She came up with the idea of the book after a tour of the fire stations. “The twin beds look like the old beds that used to be in the Children’s Hospital. All the furnishings were mix and match, not a set anywhere.”

She said the city is very good at providing money to keep the fire trucks and ambulances up to par and firefighters with necessary equipment and protection. “When people think about the fire department, that’s what they think about.”

In the 2015 State of the City report, current Fire Chief Alan Laughy said, “We need at least two fire engines as they are 15 and 19 years old. The average service life of a frontline engine with JFD’s call volume is eight to 10 years. We’ve also struggled with maintenance issues with this older fleet. In the first 120 days of 2014, for example, there were only three days when a vehicle was not needing repairs.”

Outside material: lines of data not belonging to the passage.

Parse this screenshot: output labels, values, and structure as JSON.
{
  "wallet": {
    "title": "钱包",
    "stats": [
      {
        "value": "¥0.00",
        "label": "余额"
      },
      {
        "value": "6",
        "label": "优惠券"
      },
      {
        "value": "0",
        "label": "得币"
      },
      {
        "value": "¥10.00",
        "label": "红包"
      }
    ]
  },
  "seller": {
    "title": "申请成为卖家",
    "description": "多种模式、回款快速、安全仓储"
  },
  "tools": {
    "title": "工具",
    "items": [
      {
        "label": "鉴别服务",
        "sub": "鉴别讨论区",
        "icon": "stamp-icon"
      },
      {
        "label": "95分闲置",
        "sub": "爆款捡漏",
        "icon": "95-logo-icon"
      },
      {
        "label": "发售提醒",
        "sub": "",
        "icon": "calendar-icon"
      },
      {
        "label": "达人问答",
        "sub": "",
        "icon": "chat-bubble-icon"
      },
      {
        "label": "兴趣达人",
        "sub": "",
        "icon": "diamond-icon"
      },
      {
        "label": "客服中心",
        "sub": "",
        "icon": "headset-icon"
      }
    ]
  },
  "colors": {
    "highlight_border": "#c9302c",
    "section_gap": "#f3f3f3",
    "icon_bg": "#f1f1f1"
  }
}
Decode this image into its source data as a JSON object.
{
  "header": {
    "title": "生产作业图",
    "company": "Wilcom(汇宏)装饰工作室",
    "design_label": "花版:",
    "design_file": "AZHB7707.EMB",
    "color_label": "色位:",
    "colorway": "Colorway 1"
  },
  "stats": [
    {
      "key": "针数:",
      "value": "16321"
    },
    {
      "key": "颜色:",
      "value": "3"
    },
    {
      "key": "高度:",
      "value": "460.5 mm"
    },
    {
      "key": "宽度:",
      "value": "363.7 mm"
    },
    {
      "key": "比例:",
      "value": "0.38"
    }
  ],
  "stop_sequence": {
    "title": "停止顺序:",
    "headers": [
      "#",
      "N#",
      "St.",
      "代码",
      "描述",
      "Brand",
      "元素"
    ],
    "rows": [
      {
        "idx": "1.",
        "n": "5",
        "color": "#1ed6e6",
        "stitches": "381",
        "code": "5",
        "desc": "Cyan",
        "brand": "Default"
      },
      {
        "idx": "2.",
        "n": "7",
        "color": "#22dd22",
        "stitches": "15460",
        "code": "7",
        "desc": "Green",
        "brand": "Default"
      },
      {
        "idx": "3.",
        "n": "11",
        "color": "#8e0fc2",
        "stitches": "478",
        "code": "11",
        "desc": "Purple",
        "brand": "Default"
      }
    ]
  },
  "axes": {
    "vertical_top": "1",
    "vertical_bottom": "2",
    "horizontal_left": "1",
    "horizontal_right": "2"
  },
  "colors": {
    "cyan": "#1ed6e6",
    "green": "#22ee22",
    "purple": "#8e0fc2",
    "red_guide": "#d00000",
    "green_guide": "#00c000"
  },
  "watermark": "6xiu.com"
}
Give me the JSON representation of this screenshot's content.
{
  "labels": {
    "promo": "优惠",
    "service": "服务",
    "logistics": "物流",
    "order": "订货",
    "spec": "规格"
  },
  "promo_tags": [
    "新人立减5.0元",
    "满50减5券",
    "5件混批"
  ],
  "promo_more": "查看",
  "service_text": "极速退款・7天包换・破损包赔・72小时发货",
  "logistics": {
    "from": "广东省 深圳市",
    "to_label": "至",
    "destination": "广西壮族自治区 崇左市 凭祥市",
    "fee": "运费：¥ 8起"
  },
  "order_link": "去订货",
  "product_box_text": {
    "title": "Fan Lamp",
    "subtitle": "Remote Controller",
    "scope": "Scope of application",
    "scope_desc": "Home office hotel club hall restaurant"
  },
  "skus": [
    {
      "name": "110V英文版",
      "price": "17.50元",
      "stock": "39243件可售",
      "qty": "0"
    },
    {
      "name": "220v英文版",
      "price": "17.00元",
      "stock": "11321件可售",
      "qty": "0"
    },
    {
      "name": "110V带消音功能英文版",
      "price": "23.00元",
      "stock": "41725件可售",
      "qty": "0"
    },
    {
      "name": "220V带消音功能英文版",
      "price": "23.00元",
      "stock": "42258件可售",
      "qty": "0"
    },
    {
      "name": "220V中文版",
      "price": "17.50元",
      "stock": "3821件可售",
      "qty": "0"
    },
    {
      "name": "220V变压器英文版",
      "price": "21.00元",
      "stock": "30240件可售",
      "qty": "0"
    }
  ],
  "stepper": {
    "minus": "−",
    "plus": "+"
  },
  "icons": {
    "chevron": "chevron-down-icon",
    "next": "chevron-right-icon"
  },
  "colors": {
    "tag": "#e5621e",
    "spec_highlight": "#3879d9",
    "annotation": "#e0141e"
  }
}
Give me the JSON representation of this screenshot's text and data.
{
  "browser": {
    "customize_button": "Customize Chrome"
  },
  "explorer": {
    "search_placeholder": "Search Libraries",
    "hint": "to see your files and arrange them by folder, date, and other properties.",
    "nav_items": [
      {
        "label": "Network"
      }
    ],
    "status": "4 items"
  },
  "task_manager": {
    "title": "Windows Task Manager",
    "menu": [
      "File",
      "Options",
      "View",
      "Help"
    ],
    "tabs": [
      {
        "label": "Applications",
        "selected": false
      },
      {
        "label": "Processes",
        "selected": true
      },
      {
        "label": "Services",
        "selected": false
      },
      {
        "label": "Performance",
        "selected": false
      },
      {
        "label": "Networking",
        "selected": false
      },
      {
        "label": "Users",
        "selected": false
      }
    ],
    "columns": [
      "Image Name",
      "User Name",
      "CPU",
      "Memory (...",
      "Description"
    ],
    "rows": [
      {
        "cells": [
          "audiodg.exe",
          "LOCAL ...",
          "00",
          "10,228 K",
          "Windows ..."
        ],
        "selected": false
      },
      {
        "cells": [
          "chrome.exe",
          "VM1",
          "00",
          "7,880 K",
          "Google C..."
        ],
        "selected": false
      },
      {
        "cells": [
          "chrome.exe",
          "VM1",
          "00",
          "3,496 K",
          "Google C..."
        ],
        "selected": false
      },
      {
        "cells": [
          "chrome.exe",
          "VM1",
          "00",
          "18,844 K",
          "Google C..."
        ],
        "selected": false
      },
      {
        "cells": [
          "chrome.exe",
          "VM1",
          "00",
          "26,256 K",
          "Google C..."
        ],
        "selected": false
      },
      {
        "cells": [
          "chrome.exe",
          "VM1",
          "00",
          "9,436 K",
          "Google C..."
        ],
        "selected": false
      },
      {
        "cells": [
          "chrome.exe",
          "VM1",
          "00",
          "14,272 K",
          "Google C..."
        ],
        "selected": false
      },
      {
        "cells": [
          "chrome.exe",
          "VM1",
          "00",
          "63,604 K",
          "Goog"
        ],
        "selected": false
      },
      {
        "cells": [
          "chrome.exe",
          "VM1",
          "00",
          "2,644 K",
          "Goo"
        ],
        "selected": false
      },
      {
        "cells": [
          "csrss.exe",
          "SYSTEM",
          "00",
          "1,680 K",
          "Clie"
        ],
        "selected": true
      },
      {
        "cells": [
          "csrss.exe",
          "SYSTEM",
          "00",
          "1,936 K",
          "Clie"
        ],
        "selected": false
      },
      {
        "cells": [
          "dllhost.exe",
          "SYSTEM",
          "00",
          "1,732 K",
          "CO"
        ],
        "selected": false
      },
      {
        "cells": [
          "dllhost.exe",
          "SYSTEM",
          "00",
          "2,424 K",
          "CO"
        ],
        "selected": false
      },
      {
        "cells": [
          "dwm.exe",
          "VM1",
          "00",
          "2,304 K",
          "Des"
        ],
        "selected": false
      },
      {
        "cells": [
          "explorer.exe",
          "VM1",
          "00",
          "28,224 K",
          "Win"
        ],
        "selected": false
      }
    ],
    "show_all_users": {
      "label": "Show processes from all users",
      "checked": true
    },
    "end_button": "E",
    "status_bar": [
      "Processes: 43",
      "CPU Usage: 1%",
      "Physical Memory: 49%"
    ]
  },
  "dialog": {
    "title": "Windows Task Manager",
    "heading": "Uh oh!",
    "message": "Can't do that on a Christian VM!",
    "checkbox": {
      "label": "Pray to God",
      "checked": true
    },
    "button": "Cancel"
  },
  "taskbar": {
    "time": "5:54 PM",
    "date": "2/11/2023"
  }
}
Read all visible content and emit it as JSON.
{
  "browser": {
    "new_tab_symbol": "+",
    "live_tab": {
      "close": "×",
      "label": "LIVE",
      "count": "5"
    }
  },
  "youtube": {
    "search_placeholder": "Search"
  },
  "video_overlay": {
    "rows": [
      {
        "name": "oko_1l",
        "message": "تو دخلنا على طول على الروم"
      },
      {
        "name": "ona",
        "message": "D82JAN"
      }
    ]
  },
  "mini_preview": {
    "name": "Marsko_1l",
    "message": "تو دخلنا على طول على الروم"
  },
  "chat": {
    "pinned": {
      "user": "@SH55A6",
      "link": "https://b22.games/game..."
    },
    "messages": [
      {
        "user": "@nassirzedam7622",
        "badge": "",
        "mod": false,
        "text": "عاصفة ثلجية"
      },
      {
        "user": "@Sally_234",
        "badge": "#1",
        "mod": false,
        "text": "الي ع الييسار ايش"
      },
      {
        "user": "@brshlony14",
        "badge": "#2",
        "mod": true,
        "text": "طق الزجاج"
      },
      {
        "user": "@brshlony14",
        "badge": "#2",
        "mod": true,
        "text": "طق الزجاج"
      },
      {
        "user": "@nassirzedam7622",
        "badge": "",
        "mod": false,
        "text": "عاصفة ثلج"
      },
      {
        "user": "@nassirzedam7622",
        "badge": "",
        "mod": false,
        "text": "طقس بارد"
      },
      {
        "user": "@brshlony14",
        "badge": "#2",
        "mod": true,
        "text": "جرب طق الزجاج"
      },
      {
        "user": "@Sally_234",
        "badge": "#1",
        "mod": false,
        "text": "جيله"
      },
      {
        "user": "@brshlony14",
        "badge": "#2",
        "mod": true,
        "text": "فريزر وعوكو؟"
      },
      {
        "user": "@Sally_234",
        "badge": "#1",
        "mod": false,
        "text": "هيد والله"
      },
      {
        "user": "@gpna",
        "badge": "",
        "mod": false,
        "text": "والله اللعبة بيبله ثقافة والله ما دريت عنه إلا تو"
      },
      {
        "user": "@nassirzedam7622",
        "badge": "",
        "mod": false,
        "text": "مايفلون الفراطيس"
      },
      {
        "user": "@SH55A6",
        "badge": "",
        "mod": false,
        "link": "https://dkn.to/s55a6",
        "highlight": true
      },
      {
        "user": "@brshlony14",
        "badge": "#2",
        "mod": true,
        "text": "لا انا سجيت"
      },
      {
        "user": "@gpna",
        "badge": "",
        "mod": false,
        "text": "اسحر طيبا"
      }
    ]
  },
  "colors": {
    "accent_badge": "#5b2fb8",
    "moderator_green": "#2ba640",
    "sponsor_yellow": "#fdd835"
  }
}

July 21, 1947 – Abbott went too give Juels a blood transfuseun, all duties completed.

Mashburn said, when the city built the fire station on Redmond Road, the facility was top notch, “but I don’t think we had money to furnish it.”

With the book, that sells for about $40, including tax, Mashburn is hoping to create a fund for the firefighters to improve their living conditions.

The book is available through the fire department and will be at area bookstores in August.

December 24, 1947 – Goose cooked. Cook worked 11-7 every body happy.

The book also includes a conversation with Wayman Schmitt, who became one of the department’s longest-serving chiefs with a tenure running from 1961 to 1980. The chief admits he had no thoughts about becoming a firefighter, let alone the chief.
But he joined as a volunteer in January 1959 and became a regular firefighter four months later.

November 25, 1950 – SIREN BLOWED, 6:30 p.m. Fire Cafeteria Building in ord. plant caused from burning grass, damage $25.00.

Recalling the journey, Schmitt said, “I had a grocery store. I wasn’t interested in being a fireman. But they had a situation where a lot of firemen quit, and were using volunteer fireman. They asked me to be one, so I said, ‘All right, if I’m not busy.’ The first few times the siren went off, I was busy waiting on customers and what can you do?”

He continued, “but the next time it went for a grass fire, I went and helped them put it out. And it really excited me; after that I was real gung ho.”

June 1, 1951 Mr. Tuckers Rt1 House Burnt Up.

The book also recounts firefighter Wilbur Smart’s rescue of three children from a burning home. It was a situation filled with emotions: Joy for the kids who were saved and sadness for the dad who died trying to save them before the firefighter arrived.

For Smart’s actions, which resulted in the saving of lives without regard for his own safety, the man who would become chief in 1980 was the first in the department to be awarded the Medal of Honor. Firefighter Charles Van Nos-trand also received the medal for his actions that day.

The medal has since been renamed the Wilbur Dean Smart Medal of Honor.

April 1, 1966 – Ramada Inn kid set Kleenex dispenser on fire.

In 2014, the Jacksonville Fire Department had 3,752 fire runs, about 10 a day, and another 3,541 ambulance or EMT calls, also about 10 a day.

The department is operating this year on a budget of about $4.8 million a year, a far cry from 1952 when the March expense report listed $770 for fireman salaries, $34 for volunteer firemen, $10.46 for gas and oil, $5.85 for battery chargin, brake fluid, $7.19 for soap, mops, paint and lye, $11 for telephone and $2.50 repair on Ford pumper.